UMass Amherst Sonia Nieto to lead Couper Lecture
Sonia Nieto, professor of language, literacy and culture in the School of Education at the University of Massachusetts, Amherst, will present the 2004 Couper Lecture, “What Keeps Teachers Going? A Hopeful Vision From Work in a Teachers’ Inquiry Group,” at 4:30 p.m. Thursday, May 6, in the PSPC-E/F.
For more than 36 years, Nieto has taught at all levels from elementary through graduate school. Her research focuses on multicultural education and on the education of Latinos, immigrants and students of diverse cultural and linguistic backgrounds.
Nieto’s books include Affirming Diversity: The Sociopolitical Context of Multicultural Education, The Light in Their Eyes: Creating Multicultural Learning Communities, Puerto Rican Students in U.S. Schools and What Keeps Teachers Going?
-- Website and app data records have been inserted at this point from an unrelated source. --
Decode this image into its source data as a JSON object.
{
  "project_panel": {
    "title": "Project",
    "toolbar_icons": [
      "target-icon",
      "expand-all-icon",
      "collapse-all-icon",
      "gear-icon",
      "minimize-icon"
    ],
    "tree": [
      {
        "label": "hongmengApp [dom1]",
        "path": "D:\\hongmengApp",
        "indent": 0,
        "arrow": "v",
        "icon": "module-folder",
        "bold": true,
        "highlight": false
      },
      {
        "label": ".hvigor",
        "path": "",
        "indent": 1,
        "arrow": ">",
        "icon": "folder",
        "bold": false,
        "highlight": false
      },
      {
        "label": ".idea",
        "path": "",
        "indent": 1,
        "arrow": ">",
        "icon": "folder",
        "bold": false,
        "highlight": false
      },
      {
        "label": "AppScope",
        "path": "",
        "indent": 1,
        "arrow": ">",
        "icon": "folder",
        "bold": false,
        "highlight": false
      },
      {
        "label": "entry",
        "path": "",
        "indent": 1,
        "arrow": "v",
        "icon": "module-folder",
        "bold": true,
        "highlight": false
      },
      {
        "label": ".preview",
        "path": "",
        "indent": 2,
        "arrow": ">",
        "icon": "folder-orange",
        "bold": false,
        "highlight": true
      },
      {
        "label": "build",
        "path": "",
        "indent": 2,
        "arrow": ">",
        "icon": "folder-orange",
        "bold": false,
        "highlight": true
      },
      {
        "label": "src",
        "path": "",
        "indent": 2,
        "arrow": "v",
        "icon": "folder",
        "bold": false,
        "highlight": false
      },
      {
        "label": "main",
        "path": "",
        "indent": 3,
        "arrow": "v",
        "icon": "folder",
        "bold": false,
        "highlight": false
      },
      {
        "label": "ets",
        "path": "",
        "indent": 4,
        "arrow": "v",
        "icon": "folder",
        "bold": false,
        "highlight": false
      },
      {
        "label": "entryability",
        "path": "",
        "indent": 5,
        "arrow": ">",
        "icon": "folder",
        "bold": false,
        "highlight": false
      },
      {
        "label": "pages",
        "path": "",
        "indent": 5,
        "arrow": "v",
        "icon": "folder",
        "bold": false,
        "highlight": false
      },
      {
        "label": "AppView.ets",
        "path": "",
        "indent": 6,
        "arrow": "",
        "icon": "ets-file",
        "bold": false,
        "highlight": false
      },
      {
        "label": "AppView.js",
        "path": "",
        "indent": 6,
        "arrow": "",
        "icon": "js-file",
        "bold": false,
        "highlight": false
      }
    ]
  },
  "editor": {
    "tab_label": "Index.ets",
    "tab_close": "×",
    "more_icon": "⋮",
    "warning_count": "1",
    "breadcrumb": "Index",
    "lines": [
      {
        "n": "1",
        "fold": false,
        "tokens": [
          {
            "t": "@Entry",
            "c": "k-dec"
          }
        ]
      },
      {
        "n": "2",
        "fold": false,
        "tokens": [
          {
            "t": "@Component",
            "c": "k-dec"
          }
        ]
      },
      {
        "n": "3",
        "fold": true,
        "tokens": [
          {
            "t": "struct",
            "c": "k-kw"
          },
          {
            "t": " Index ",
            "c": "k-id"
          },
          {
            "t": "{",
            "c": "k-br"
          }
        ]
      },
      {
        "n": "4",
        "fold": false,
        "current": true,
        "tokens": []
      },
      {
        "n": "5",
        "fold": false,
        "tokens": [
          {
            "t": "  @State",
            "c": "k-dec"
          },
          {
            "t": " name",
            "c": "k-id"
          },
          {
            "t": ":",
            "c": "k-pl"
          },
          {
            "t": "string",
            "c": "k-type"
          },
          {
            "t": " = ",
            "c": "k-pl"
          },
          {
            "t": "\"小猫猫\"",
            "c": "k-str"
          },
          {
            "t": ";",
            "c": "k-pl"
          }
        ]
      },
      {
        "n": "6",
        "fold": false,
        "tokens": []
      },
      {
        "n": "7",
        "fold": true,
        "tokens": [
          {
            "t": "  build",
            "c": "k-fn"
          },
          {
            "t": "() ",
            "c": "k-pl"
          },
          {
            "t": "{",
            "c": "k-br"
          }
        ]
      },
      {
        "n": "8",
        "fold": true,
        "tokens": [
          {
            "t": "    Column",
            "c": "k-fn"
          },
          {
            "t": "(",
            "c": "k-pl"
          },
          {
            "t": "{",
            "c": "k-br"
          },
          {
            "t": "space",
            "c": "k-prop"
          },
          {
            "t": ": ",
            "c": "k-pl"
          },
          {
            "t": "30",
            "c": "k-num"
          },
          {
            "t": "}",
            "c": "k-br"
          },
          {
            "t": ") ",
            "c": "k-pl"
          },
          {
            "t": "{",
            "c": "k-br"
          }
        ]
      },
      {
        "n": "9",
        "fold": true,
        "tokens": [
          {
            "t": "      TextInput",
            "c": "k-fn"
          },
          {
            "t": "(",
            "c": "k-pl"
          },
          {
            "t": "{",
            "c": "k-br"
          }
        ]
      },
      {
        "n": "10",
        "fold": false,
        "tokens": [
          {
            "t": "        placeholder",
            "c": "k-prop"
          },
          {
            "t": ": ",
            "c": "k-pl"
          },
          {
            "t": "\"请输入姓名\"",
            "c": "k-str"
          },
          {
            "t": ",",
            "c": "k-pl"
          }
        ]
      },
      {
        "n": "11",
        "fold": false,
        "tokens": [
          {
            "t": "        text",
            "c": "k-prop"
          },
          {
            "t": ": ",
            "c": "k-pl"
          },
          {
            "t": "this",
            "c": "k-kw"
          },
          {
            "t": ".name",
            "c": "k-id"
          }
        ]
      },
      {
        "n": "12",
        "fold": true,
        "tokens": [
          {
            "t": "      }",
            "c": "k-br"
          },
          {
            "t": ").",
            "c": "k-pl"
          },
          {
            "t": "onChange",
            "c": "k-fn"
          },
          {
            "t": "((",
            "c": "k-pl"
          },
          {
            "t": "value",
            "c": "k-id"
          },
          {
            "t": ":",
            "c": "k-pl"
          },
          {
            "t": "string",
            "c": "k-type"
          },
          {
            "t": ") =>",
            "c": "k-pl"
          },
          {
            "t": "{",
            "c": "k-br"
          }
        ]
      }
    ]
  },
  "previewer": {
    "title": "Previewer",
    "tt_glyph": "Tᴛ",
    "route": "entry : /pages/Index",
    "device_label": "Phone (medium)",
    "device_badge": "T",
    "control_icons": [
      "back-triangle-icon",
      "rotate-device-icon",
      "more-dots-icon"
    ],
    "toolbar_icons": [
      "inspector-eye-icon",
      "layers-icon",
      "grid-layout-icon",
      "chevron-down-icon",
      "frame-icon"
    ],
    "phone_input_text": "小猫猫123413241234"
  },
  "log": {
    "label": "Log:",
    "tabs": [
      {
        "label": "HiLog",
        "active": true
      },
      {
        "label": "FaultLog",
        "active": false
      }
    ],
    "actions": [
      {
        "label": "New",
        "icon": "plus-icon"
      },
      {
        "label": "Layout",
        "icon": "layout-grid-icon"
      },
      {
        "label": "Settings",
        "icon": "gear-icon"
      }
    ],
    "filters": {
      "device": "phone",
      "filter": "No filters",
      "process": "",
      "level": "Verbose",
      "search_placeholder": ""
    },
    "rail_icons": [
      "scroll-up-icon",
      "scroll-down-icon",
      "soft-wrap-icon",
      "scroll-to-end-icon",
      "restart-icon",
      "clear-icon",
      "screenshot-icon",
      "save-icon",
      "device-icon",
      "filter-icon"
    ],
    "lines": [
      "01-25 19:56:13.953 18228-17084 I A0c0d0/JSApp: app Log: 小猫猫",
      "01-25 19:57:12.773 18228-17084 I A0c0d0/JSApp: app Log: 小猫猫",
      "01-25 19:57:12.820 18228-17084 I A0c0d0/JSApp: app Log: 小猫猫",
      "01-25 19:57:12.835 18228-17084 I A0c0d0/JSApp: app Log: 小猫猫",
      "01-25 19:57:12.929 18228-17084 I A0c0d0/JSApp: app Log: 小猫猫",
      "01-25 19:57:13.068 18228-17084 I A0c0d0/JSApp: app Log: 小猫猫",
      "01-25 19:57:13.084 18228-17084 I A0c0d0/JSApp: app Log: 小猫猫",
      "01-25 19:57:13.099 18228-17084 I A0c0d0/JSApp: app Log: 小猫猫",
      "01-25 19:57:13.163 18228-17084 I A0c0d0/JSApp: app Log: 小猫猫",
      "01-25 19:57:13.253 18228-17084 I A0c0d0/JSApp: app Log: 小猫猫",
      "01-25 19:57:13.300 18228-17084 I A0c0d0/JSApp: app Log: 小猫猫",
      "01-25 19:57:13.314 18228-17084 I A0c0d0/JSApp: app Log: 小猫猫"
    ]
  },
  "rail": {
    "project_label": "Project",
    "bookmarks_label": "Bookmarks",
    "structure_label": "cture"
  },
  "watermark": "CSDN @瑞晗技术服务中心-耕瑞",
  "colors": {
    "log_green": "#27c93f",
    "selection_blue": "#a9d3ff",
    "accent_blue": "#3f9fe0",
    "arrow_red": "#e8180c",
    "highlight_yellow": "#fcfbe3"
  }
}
She has also published dozens of book chapters and articles in such journals as Educational Leadership, the Harvard Educational Review, Multicultural Education and Theory into Practice.
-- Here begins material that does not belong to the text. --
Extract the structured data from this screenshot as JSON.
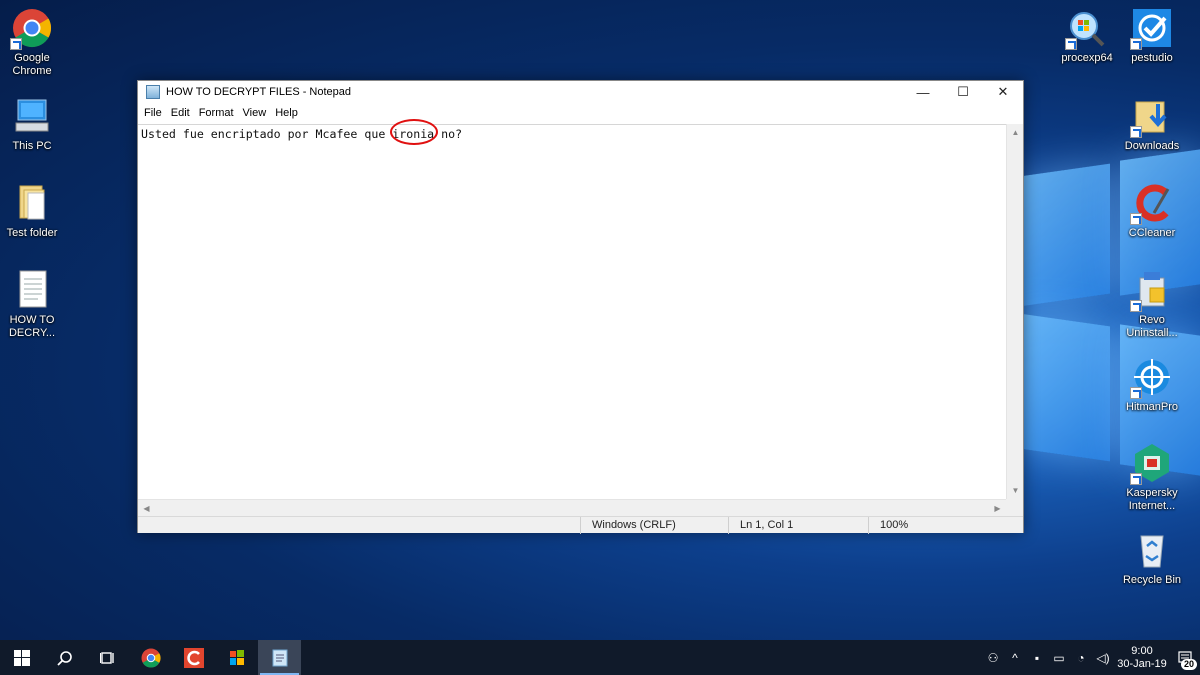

Nieto serves on several national advisory boards that focus on educational equity and social justice, including Facing History and Ourselves, and Educators for Social Responsibility. She has received many awards for her scholarship, advocacy and activism, including the Human and Civil Rights Award from the Massachusetts Teachers Association, the 1996 Teacher of the Year Award from the Hispanic Educators of Massachusetts and the 1997 Multicultural Educator of the Year Award from the National Association of Multicultural Association.
She was an Annenberg Institute Senior Fellow and received an honorary doctorate from Lesley College in Massachusetts. Most recently, she was named to the Criticas Journal Hall of Fame as the 2003 Spanish Language Community Advocate of the Year.
The Couper Lecture, presented annually since 1993, honors the late Edgar W. Couper, a successful businessman, recognized community leader and pioneer of New York public higher education. Couper was chairman of the “Committee of 100,” which was responsible for the founding in 1950 of what is now Binghamton University. He was also a member of the New York State Board of Regents from 1951 to 1968, and served as its chancellor from 1961 to 1968. The lecture is funded by the Edgar W. Couper Endowment Fund for Educational Excellence, which also provides Couper Fellowships annually to one or more full-time students in SEHD’s doctoral program in Educational Theory and Practice.